Under the leadership of Ezra, the priestly scribe, and Nehemiah the governor, the returning exiles longed to hear from the God of their Fathers as they had begun to see their need to be a separate people from the pagans all around them. God had begun to restore the nation, but not without challenges from their enemies. And so, as Ezra opened the Law and the elders explained its meaning to the people (8:3), the people began to sense their spiritual thirst and their parched souls began to be refreshed as the Spirit began to move them to understand the great and tender mercy of their God (8:9-12). Following a short time of rejoicing, the people began to reinstate the holy practices that had been long lost and forgotten (vv. 14-18) and began to openly confess their sin with grief and contrition (9:1-4). The brokenness of the people led to worship that was filled with confession, restoration, cleansing and rejoicing. The power of the Word had broken the hardest hearts and restored them like nothing else could.

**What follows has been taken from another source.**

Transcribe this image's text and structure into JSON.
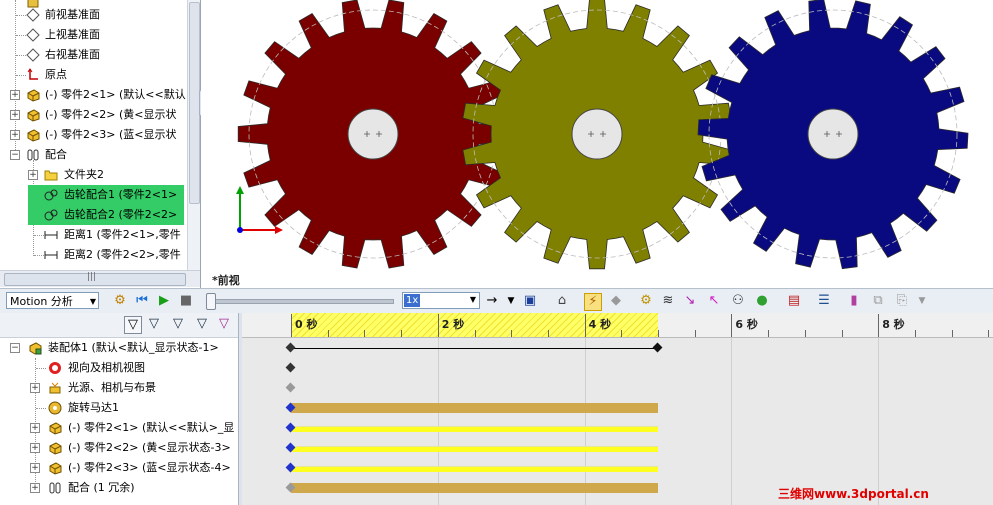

In the modern church today, there are all sorts of man-made methods and programs that seek these kinds of results but fail to make any lasting change. Pragmatism, that philosophy that seeks to determine value based upon the success or failure of end results, is not a Christian concept. Where was the pragmatism in the prophet Isaiah when God said to Him, ““Go, and say to this people: “‘Keep on hearing, but do not understand; keep on seeing, but do not perceive.’ Make the heart of this people dull, and their ears heavy, and blind their eyes; lest they see with their eyes, and hear with their ears, and understand with their hearts, and turn and be healed.” (Isa. 6:9–10, ESV)? There was no revival in the land, but God still called for faithfulness in the ministry of Isaiah.
And where can we find a pragmatic approach in the ministry of Jeremiah, the weeping prophet who mourned over the sins of God’s people for their sin, but was mistreated and scorned and seemed to have been ignored by nearly everyone (Jer. 38:6)? And what about the testimonies of those spoken of in Hebrews 11:36-38?
“Others suffered mocking and flogging, and even chains and imprisonment. They were stoned, they were sawn in two, they were killed with the sword. They went about in skins of sheep and goats, destitute, afflicted, mistreated— of whom the world was not worthy—wandering about in deserts and mountains, and in dens and caves of the earth.” (Heb. 11:36–38, ESV)
There is still power in the Scripture, and it is to be preached whether revival comes or not, because Scripture carries with it a divine duty for God’s people.
Tomorrow’s post will conclude this series with our final reason we must preach the Bible. Thanks for reading, and don’t forget to subscribe to received reminders when I post new material.
The Church of Jesus Christ exist to preach Christ crucified (1 Cor. 1:23), a prospect that has never been acceptable to the world and is rejected by the apostate church. Like the Apostle Paul, we do not shrink from declaring the whole counsel of God (Acts 20:27). We believe that God has spoken without error and that His Word has never failed. We believe that the Word of God rules over the Church and God’s people, and that this authority extends to all humanity whether it accepts it or not. We believe the Bible, and this should have a direct impact upon how we minister in the preaching of the Word.
“Why We Must Preach the Bible”
With the attack upon truth growing every day, it is a necessary reminder for every Christian to understand why we must preach the Bible. Read it here: Why We Must Preach the Bible (part 1). The next post in this series will be tomorrow. Make sure you subscribe so you can receive email alerts when I post.